The 55-year-old chancellor has in the past drawn comparisons to former British prime minister Margaret Thatcher – not least because of their shared conservative politics, scientific backgrounds and the fact they became the first women to win the top political jobs in their countries. But there the similarities appeared to end.  

"Traditionally she is very much consensus-oriented," says Burkard Eberlein, a professor at York’s Schulich School of Business and its Canadian Centre for German & European Studies. "For her, leadership is very much keeping people on board. It is not about saying ‘This is what I want,’ it is the opposite of a Thatcherite leadership."  

Fiat CEO says company could produce Fiat 300 at Chrysler plant in Brampton

Fiat CEO Sergio Marchionne (LLB ’83) says the Italian automaker is still weighing whether to build cars at an Ontario Chrysler plant as the company looks at North American expansion while its traditional markets are squeezed by the European debt crisis, reported the Canadian Press May 20. 

“We’re interested in seeing what we can do with the platform for the (Fiat) 300 here and in the US,” he said, adding that Fiat “might still”’ build the car at its partner Chrysler’s plant in Brampton, Ont.

Marchionne became Chrysler’s CEO last year after Fiat reached a partnership agreement with the ailing automaker while it was still under bankruptcy protection in the US. Fiat currently has a controlling 20 per cent stake in Chrysler LLC and plans to raise that stake to 35 per cent.

The deal raised plenty of speculation about what Fiat’s involvement would mean for Chrysler’s Canadian operations. Marchionne spent much of his youth in Canada, attending the University of Windsor, the University of Toronto and York’s Osgoode Hall Law School.

York teacher delivers positive message

Keynote speaker Chris D’Souza gave an inspirational 30-minute speech Thursday on looking at life in a positive way to help change and shape the world, reported the Welland Tribune May 21 in a story about the graduation ceremony for more than 2,000 students in the Niagara Catholic District School Board. 

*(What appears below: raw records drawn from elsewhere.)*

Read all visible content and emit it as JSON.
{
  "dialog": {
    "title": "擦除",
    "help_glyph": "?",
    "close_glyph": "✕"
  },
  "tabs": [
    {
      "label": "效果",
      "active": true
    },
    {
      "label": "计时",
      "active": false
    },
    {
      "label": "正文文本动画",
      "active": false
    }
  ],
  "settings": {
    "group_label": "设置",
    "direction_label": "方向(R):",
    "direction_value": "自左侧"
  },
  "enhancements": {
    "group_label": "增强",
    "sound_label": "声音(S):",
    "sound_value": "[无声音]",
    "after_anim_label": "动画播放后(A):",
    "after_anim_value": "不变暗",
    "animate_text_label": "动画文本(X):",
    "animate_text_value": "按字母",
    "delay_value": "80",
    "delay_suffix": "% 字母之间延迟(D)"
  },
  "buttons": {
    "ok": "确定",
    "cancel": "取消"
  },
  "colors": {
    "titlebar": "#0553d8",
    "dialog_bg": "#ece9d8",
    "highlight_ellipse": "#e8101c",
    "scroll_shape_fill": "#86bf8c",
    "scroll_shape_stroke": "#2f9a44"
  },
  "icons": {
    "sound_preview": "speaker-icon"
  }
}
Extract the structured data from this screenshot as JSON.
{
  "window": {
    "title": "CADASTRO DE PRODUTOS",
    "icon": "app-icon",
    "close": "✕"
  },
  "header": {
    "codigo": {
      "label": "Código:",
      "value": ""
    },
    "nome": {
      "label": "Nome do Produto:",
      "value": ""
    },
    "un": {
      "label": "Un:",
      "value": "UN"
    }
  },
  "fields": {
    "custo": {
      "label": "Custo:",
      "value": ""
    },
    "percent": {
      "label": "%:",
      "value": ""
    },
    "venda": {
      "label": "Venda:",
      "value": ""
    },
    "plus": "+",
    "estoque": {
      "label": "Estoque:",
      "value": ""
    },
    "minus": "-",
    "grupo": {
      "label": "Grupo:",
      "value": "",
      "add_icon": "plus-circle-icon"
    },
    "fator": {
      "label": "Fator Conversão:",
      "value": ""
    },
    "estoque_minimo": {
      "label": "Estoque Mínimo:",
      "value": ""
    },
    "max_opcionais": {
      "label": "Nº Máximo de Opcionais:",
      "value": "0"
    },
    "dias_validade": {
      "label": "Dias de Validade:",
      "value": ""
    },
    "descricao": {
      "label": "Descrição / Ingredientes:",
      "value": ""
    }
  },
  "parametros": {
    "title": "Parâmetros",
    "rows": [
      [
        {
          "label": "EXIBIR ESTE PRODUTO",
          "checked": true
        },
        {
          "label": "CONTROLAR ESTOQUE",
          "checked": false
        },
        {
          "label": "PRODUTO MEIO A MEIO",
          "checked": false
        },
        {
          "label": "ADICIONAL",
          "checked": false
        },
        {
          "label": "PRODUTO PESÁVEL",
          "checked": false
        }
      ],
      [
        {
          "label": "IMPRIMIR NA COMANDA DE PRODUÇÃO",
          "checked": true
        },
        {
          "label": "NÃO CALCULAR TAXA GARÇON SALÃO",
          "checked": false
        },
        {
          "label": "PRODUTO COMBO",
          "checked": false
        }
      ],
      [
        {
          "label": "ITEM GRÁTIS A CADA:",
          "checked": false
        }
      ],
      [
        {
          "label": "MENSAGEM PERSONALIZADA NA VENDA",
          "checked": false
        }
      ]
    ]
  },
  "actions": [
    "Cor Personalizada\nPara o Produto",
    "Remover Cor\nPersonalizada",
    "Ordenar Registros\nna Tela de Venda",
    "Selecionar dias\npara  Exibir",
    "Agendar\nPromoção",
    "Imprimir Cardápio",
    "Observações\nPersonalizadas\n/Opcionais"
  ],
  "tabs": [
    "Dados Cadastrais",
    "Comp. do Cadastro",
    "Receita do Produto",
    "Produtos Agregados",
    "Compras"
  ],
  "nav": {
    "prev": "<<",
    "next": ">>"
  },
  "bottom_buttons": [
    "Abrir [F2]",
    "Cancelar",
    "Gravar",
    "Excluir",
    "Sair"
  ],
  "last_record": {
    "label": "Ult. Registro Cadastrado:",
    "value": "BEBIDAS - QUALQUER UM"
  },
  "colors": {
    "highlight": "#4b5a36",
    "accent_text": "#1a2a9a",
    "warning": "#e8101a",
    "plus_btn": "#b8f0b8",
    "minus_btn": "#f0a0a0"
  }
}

D’Souza, a course director in York’s Faculty of Education, is a strong believer in karma and being rewarded for positive actions. The Canadian-born Indian shared a number of his experiences in life – some positive and some negative. He is on a 21-city tour of the province lecturing people on eradicating discrimination.

Dancers share One World

Mississauga’s Sampradaya Dance Academy, celebrating its 20th anniversary, was to host a show focusing on the environment Sunday at Meadowvale Theatre, reported the Mississauga News May 20. 

The 60-minute show, One World Our World, "is a fun-filled production filled with plenty of humour," said academy director Lata Pada (MFA ’96), the show’s choreographer. She is also a Member of the Order of Canada and adjunct professor of dance in York University’s Faculty of Fine Arts. 

On air

  • Perry Sadorsky, an economics professor at York University’s Schulich School of Business, talked about the turmoil in global markets that sent stocks and the loonie tumbling again, on The Stafford Show, on AM640 in Toronto May 20.
  • Relatives of George Peter Lynch (BAS Spec. Hons ’00, BA ’03), who was killed May 5 in a drive-by shooting in Bermuda want the federal government to get involved, reported CKCO-TV in Kitchener May 20.
  • Ro Velasquez, a queer activist and student at York, outlined protest plans for the upcoming G-8 and G-20 Summits in Ontario, on CP24-TV and CTV News in Toronto and CFRA-AM in Ottawa May 20.